01-June-2016 Update: The Macallan Double Cask 12 Year Old was launched late last week in Taiwan, so it’s NOT a USA exclus ive.
I was told that it’s now coming to Hong Kong, then US/North America and eventually it will be available in Europe as well! So European Macallan fans should rejoice as the age statement is coming your way too.
There are fundamental moments when a whole industry takes a turn, and if you look at the whisky industry, you can surly peg the Macallan 1824 series release as the first large (large? huge!) harbinger of the NAS trend that has been sweeping through the whisky industry in the last few years. I remember being in shock back then in September 2012 when Macallan announced the 1824 series. Seriously? Ditching the age statement core line up and instead bring a new line up that use colors to represent taste (and to some degree, age too)?
Well, it wasn’t a full line up replacement when the 1824 series was unleashed onto the world as some markets still retained the Fine Oak and Sherry Oak line ups. But even so, the flood gates were open since then and we’ve seen many NAS releases, from Macallan (the 1824 collection in Travel Retail market) and other major players in the industry such as other members in the Edrington group (Highland Park warriors series anyone?), Diageo, Grant’s and others. Some NAS releases were merely additions to existing line ups yet far too many were replacing existing age statement whiskies entirely or in different markets.

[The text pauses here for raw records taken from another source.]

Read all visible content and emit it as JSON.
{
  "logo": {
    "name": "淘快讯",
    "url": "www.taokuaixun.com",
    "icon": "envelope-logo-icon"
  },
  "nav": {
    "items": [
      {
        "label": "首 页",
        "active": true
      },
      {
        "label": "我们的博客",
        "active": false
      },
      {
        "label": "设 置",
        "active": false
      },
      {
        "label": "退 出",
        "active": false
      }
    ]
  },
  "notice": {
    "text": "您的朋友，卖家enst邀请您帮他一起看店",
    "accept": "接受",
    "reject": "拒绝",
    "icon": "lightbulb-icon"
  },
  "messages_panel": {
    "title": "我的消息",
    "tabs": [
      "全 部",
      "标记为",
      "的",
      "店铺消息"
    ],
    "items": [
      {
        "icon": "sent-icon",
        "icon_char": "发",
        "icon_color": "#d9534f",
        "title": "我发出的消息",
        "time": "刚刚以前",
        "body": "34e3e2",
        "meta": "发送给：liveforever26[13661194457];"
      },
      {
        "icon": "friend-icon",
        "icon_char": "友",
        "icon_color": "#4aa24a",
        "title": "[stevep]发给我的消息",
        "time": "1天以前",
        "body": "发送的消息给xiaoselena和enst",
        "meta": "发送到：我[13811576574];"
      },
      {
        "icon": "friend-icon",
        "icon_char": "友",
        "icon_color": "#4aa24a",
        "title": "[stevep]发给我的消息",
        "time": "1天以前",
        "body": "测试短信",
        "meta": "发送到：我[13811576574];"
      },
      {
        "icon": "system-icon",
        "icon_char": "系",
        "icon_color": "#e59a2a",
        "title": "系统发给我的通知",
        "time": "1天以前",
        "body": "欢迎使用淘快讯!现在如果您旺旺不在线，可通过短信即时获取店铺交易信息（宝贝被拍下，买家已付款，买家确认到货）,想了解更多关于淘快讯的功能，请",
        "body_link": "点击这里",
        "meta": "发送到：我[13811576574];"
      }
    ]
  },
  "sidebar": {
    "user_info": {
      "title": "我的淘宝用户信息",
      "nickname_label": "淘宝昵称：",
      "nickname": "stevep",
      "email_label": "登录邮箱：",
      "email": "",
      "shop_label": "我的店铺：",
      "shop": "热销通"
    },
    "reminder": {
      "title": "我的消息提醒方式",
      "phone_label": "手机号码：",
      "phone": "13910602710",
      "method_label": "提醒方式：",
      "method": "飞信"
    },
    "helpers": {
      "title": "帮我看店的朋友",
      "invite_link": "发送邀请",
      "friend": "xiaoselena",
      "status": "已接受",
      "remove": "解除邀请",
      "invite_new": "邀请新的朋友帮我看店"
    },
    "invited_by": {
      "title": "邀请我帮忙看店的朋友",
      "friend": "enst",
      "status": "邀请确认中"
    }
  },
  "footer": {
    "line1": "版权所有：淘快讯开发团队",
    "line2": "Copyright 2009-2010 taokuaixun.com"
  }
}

But guess what? After over 3 years, Macallan are ready to release a new whisky with an age statement on it!
Shocking, isn’t it? So the obvious questions are:
- Is this release the harbinger of age statement comeback or is it a lone ‘incident’ out there?
- Is it geared at the USA market only, where the Sherry Oak is still widely available, or will it be a widely available whisky?
- Does it mean that the 1824 series isn’t a big sales hit as expected? Perhaps demand isn’t as high as previously forecasted and sales (of this series and overall) are declining (with all the major implications)?
- Why would they release a new expression that its’ oak usage sits between the Sherry Oak and the Fine Oak? Is there a shortage of European sherry casks in Macallan warehouses?
- Does it means we’re going to see more releases in this series? 18 Year Old Double cask and others?
- If so, does it signal that customers still want age statement on their bottles and so it will mark the beginning of the end for the 1824 series and the NAS trend?
At the moment we’re still in the dark and cannot answer those questions , based on this single release. Time till tell and we promise to follow up this and update you on further developments. Slainte!